**What the task requires:** Lines holding the word "title" are the ones to copy from the data below.

**Data for this task:**
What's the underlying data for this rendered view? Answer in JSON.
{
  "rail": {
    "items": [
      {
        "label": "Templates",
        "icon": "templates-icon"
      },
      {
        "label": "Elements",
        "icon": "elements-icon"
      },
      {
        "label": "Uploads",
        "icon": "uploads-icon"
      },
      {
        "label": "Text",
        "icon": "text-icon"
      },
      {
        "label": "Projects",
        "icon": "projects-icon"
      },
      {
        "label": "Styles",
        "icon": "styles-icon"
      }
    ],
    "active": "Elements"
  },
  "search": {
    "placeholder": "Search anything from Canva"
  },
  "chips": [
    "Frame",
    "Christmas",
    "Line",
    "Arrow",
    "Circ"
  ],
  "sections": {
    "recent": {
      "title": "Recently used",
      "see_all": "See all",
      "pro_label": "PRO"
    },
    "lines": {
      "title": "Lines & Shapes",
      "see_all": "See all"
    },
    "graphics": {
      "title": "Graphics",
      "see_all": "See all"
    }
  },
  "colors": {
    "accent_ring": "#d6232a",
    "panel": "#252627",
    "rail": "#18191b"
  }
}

**Exercise answer:**
      "title": "Recently used",
      "title": "Lines & Shapes",
      "title": "Graphics",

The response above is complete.